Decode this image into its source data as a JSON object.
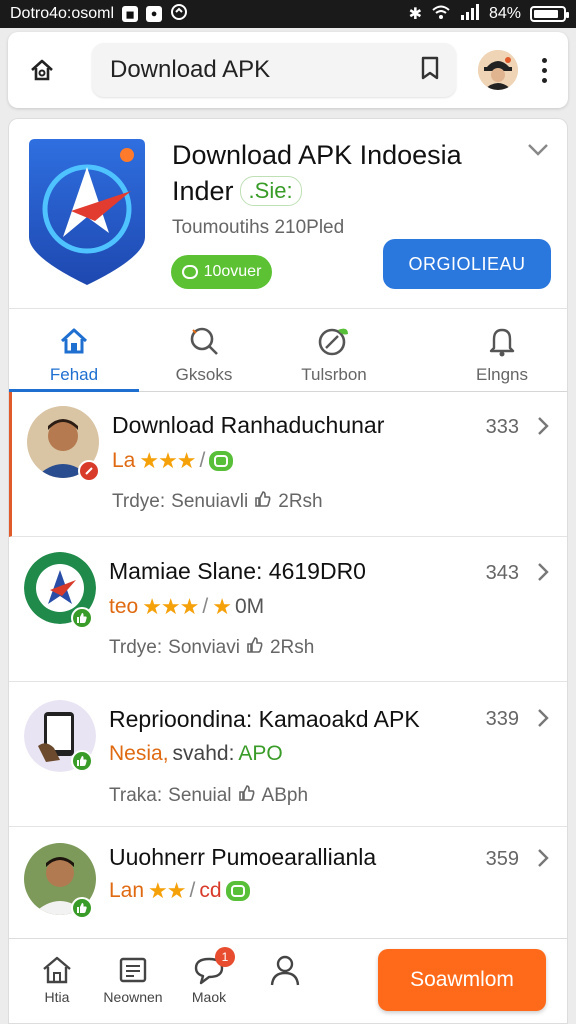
{
  "status_bar": {
    "carrier_text": "Dotro4o:osoml",
    "battery_text": "84%",
    "battery_level": 0.84
  },
  "top_bar": {
    "search_value": "Download APK"
  },
  "app": {
    "title_line1": "Download APK Indoesia",
    "title_line2": "Inder",
    "site_badge": ".Sie:",
    "subtitle": "Toumoutihs 210Pled",
    "green_pill_label": "10ovuer",
    "primary_button": "ORGIOLIEAU"
  },
  "tabs": [
    {
      "label": "Fehad",
      "icon": "home-icon",
      "active": true
    },
    {
      "label": "Gksoks",
      "icon": "search-icon",
      "active": false
    },
    {
      "label": "Tulsrbon",
      "icon": "leaf-icon",
      "active": false
    },
    {
      "label": "Elngns",
      "icon": "bell-icon",
      "active": false
    }
  ],
  "list": [
    {
      "name": "Download Ranhaduchunar",
      "prefix": "La",
      "rating": 3,
      "count": "333",
      "sub_prefix": "Trdye:",
      "sub_source": "Senuiavli",
      "sub_value": "2Rsh",
      "badge_color": "#d93b2b"
    },
    {
      "name": "Mamiae Slane: 4619DR0",
      "prefix": "teo",
      "rating": 4,
      "suffix": "0M",
      "count": "343",
      "sub_prefix": "Trdye:",
      "sub_source": "Sonviavi",
      "sub_value": "2Rsh",
      "badge_color": "#3a9c28"
    },
    {
      "name": "Reprioondina: Kamaoakd APK",
      "line2_a": "Nesia,",
      "line2_b": "svahd:",
      "line2_c": "APO",
      "count": "339",
      "sub_prefix": "Traka:",
      "sub_source": "Senuial",
      "sub_value": "ABph",
      "badge_color": "#3a9c28"
    },
    {
      "name": "Uuohnerr Pumoearallianla",
      "prefix": "Lan",
      "rating": 2,
      "suffix": "cd",
      "count": "359",
      "badge_color": "#3a9c28"
    }
  ],
  "bottom_nav": {
    "items": [
      {
        "label": "Htia",
        "icon": "home-outline-icon"
      },
      {
        "label": "Neownen",
        "icon": "news-icon"
      },
      {
        "label": "Maok",
        "icon": "chat-icon",
        "badge": "1"
      },
      {
        "label": "",
        "icon": "profile-icon"
      }
    ],
    "action_button": "Soawmlom"
  },
  "colors": {
    "accent_blue": "#2a77dd",
    "accent_orange": "#ff6a1a",
    "accent_green": "#5cc234",
    "star": "#f5a10a"
  }
}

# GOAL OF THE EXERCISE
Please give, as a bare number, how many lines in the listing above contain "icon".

# RESPONSE BOX
8